EDEN, N.C. — Duke Energy’s Dan River Steam Station was a hub of activity Tuesday — flatbeds hauling heavy construction equipment and dump trucks full of gravel were arriving, bulldozers and other equipment were in use just about anywhere you looked and teams of people were climbing in and out of pickup trucks everywhere, working to stem the coal ash flow into the Dan River from a water pipe that broke Sunday.
Some of the teams of people were Duke Energy employees, but others were from various state agencies, there to inspect the site, monitor the spill and make recommendations.
Erin Culbert, a spokesperson for Duke Energy, said the broken water pipe runs under the primary ash basin used to collect ashes from a now-closed coal-fired electric power plant. The ash accumulated during the plant’s active lifetime, which began in 1949 and ended in 2012.
The ashes were carried out of the plant by water, which went to the ash basin. Over time, ash would settle to the bottom of the basin and the water would move on to a second basin, where it was “polished” before being returned to the Dan River, Culbert said.
But when the water pipe broke Sunday, there were no extra cleansing stops; the company estimates that between 24 to 27 million gallons of water from the basin has reached the Dan River, bringing between 50,000 to 82,000 tons of ash with it — enough ash to fill up to 32 Olympic-sized swimming pools, Culbert said.
The Dan River turned grayer and grayer downriver as the ash traveled, and by Tuesday the familiar brown of the river running through Danville had changed to a depressing gray; even some of the vegetation along its banks was covered in gray ash.
Matt Wasson, director of programs for the non-profit environmental organization Appalachian Voices, said the group responded to the spill immediately, taking their own samples from canoes and banks from Eden to Danville.
Wasson calls the spill “a massive disaster … an enormous quantity of ash has gotten into the river.”
On Tuesday evening, Wasson said, there was a noticeable increase in the amount of ash visible in river at Danville, and samples taken near the water intake at the water treatment plant visibly had more ash content and “everything on shore was covered in that ash.”
Wasson said he is not necessarily worried about the drinking water supply because he believes the treatment plant can handle it — but he is concerned about long-term ecological damage.
Culbert said coal is mostly made up of harmless elements like silica and calcium, but it does have traces of harmful elements, like arsenic, selenium and mercury.
Those harmful elements can be a concern in high doses, Culbert said, adding that Duke Energy handles those trace elements carefully so they don’t exceed environmental limits allowed in water being returned to the river.

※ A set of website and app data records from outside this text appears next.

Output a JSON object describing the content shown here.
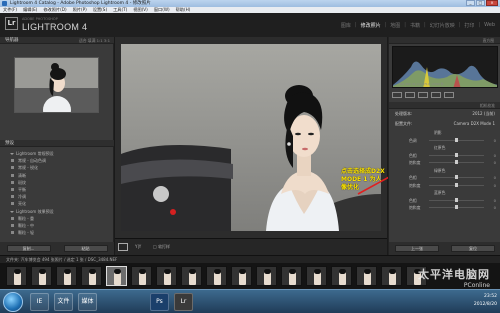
{
  "window": {
    "title": "Lightroom 4 Catalog - Adobe Photoshop Lightroom 4 - 修改照片",
    "buttons": [
      "_",
      "□",
      "×"
    ]
  },
  "menu": [
    "文件(F)",
    "编辑(E)",
    "修改照片(D)",
    "照片(P)",
    "设置(S)",
    "工具(T)",
    "视图(V)",
    "窗口(W)",
    "帮助(H)"
  ],
  "header": {
    "logo": "Lr",
    "subtitle": "ADOBE PHOTOSHOP",
    "app_name": "LIGHTROOM 4",
    "modules": [
      "图库",
      "修改照片",
      "地图",
      "书籍",
      "幻灯片放映",
      "打印",
      "Web"
    ],
    "active_module": "修改照片"
  },
  "left_panel": {
    "navigator_title": "导航器",
    "navigator_modes": "适合  填满  1:1  3:1",
    "presets_title": "预设",
    "presets": [
      {
        "label": "Lightroom 常规预设",
        "type": "folder"
      },
      {
        "label": "常规 - 自动色调",
        "type": "item"
      },
      {
        "label": "常规 - 锐化",
        "type": "item"
      },
      {
        "label": "清晰",
        "type": "item"
      },
      {
        "label": "斑纹",
        "type": "item"
      },
      {
        "label": "平衡",
        "type": "item"
      },
      {
        "label": "冷调",
        "type": "item"
      },
      {
        "label": "亮化",
        "type": "item"
      },
      {
        "label": "Lightroom 效果预设",
        "type": "folder"
      },
      {
        "label": "颗粒 - 重",
        "type": "item"
      },
      {
        "label": "颗粒 - 中",
        "type": "item"
      },
      {
        "label": "颗粒 - 轻",
        "type": "item"
      }
    ],
    "copy_button": "复制...",
    "paste_button": "粘贴"
  },
  "toolbar": {
    "softproof": "软打样"
  },
  "annotation": "点击选择成D2X MODE 1 为人像优化",
  "right_panel": {
    "histogram_title": "直方图",
    "camera_info": "ISO 200   31 mm   f/5.6   1/500 秒",
    "section_title": "相机校准",
    "process_label": "处理版本:",
    "process_value": "2012 (当前)",
    "profile_label": "配置文件:",
    "profile_value": "Camera D2X Mode 1",
    "groups": [
      {
        "title": "阴影",
        "sliders": [
          {
            "label": "色调",
            "value": 0
          }
        ]
      },
      {
        "title": "红原色",
        "sliders": [
          {
            "label": "色相",
            "value": 0
          },
          {
            "label": "饱和度",
            "value": 0
          }
        ]
      },
      {
        "title": "绿原色",
        "sliders": [
          {
            "label": "色相",
            "value": 0
          },
          {
            "label": "饱和度",
            "value": 0
          }
        ]
      },
      {
        "title": "蓝原色",
        "sliders": [
          {
            "label": "色相",
            "value": 0
          },
          {
            "label": "饱和度",
            "value": 0
          }
        ]
      }
    ],
    "prev_button": "上一张",
    "reset_button": "复位"
  },
  "filmstrip": {
    "info": "文件夹: 汽车博览会   494 张照片 / 选定 1 张 / DSC_3484.NEF",
    "thumb_count": 17,
    "selected_index": 4
  },
  "watermark": {
    "text": "太平洋电脑网",
    "url": "PConline"
  },
  "taskbar": {
    "icons": [
      "IE",
      "文件",
      "媒体",
      "Ps",
      "Lr"
    ],
    "time": "23:52",
    "date": "2012/8/20"
  }
}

Wasson said it is exactly those trace elements that concern him.
“Someone could be eating fish months from now that have those built up in their tissue,” Wasson said. “There’s a third of the periodic table in here; we’ll be seeing this for months, if not for years.”
Cale Jaffe, the director of the Virginia office of the Southern Environmental Law Center, said this ash basin has been polluting the groundwater at the Dan River site for years, “exceeding standards for toxic substances including arsenic, boron and sulfate.”
For about a year, the group has been working to force Duke Energy to clean up coal ash sites at 14 locations in North Carolina, including the one in Eden, Erin Malec, of the SELC, said.
Malec said the group’s legal actions against Duke Energy have “spurred the state to take action,” and the North Carolina Department of Environment and Natural Resources has filed a series of enforcement actions against Duke Energy.
Culbert said Duke Energy has been studying the best way to clean up the ash basins on a site-to-site basis, and cleaning out the one in Eden was slated as part of the demolition of the old plant, which is underway.
Right now, though, ash is carefully being moved to expose the broken pipe so a camera can be inserted to locate the break and help engineers assess the best way to fix it, Culbert said.
Asked why it took a full day to notify the public about the spill, Culbert pointed out that local emergency services departments and state regulatory agencies were notified immediately, but the company wanted to better “understand the conditions” before notifying the public.
“We wanted it to be timely, but we wanted it to be right,” Culbert said.
The spill has been slowed — plugs were tried and most of the water in the basin has already been discharged — but until the broken pipe is unearthed, the company cannot estimate when the leak with stop permanently, Culbert said. And even then, it will be a while before the Dan River returns to its natural brown.
“We will see visible gray water for some time,” Culbert said.